The Real Value of Original Research

User-centred designers typically start a new project with a research phase. This allows them to understand the product or service through the eyes of their customers, explore the limits of the problem space, and come up with recommendations that feel at least partially informed. All useful things from a design perspective.

UX Design and Service Design are Growing Ever Closer

For the longest time I’ve maintained that Service Design was a specific discipline, distinct from UX Design. It’s true that they have a lot in common, like the way both fields approach problems through a user-centred lens. They also use many of the same tools, such as design games and personas. Even some of their distinctive tools, like the service delivery blueprint have similarities with our own user journey maps. But if you spent any time with a credible Service Design agency five or ten years ago, you’d easily spot the differences.

Why can’t designers solve more meaningful problems?

Every few months, somebody in our industry will question why designers don't use their talents to solve more meaningful problems; like alleviating the world from illness, hunger or debt. This statement will often be illustrated with a story of how a team from IDEO or Frog spent 3 months in a sub-saharan village creating a new kind of water pump, a micro-payment app, or a revolutionary healthcare delivery service. The implication being that if these people can do it, why can’t you?
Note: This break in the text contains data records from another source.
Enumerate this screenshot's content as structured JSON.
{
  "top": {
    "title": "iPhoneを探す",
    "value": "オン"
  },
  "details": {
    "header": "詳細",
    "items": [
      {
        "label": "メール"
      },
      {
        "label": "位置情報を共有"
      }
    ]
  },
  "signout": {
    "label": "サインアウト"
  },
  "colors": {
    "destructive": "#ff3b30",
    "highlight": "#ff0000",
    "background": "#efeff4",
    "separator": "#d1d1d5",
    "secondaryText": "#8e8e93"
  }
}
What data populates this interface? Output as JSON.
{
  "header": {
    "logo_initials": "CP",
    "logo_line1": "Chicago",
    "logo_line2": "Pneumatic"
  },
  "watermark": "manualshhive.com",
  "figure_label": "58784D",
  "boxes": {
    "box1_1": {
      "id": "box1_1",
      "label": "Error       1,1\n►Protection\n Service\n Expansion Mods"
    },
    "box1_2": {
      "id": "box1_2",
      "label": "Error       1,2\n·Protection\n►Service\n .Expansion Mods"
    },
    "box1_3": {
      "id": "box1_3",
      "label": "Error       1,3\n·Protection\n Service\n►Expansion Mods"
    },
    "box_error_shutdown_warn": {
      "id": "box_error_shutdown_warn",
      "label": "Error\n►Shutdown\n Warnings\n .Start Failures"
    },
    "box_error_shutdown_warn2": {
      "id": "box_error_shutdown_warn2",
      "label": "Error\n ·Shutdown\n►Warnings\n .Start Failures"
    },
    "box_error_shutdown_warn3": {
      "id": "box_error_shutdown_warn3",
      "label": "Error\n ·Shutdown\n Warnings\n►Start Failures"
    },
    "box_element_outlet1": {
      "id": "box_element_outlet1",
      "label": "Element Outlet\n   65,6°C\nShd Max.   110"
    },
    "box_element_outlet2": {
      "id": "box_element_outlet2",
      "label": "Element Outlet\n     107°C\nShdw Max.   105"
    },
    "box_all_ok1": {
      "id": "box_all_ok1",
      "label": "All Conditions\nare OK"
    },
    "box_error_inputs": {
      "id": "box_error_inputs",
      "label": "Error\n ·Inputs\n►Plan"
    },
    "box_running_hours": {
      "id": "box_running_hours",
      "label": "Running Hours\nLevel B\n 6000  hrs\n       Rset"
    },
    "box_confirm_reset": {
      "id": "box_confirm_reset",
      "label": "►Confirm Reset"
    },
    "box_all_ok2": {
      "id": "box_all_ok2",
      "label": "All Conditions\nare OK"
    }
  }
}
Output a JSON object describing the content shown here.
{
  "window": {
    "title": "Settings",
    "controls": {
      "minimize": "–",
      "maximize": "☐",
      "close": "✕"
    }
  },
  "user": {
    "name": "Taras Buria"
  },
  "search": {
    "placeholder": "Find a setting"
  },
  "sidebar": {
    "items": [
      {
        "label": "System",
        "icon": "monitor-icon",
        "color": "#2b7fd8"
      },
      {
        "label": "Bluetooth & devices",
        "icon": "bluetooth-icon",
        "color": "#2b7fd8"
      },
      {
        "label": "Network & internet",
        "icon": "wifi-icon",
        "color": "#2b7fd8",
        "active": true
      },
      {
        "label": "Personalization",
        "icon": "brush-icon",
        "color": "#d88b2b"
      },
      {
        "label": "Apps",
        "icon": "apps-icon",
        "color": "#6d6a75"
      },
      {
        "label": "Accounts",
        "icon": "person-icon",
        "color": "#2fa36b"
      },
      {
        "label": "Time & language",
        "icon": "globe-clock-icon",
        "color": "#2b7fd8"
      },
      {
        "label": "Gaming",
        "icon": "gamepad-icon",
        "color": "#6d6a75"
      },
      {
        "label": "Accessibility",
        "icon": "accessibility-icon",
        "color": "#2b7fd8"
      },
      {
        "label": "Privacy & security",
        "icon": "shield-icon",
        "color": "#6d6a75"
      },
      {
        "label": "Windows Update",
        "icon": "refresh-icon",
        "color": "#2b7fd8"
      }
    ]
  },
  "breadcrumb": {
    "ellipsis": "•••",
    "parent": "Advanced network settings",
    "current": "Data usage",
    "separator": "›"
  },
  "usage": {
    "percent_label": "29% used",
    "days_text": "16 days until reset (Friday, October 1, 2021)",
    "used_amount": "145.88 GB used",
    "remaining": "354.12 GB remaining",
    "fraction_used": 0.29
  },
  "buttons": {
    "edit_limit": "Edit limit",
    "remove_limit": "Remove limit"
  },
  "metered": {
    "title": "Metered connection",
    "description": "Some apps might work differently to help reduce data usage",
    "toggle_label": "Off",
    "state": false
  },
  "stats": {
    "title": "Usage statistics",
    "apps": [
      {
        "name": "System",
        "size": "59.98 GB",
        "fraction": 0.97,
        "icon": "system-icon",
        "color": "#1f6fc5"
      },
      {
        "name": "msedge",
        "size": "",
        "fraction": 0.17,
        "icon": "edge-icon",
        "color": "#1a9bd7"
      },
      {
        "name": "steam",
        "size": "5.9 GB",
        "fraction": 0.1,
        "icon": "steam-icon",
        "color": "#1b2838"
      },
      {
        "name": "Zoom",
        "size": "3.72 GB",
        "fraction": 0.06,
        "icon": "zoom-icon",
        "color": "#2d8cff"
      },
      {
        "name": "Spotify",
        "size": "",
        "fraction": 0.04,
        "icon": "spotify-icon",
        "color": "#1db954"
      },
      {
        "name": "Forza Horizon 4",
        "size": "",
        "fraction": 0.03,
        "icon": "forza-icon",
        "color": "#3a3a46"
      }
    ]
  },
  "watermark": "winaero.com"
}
What the hell is design thinking anyway?

In a meeting a couple of weeks ago, one of my colleagues asked me to define “design thinking”. This question felt like a potential bear trap—after all “design thinking” isn’t a new or distinct form of cognitive processing that hadn’t existed before us designers laid claim to it—but I decided to blunder in regardless.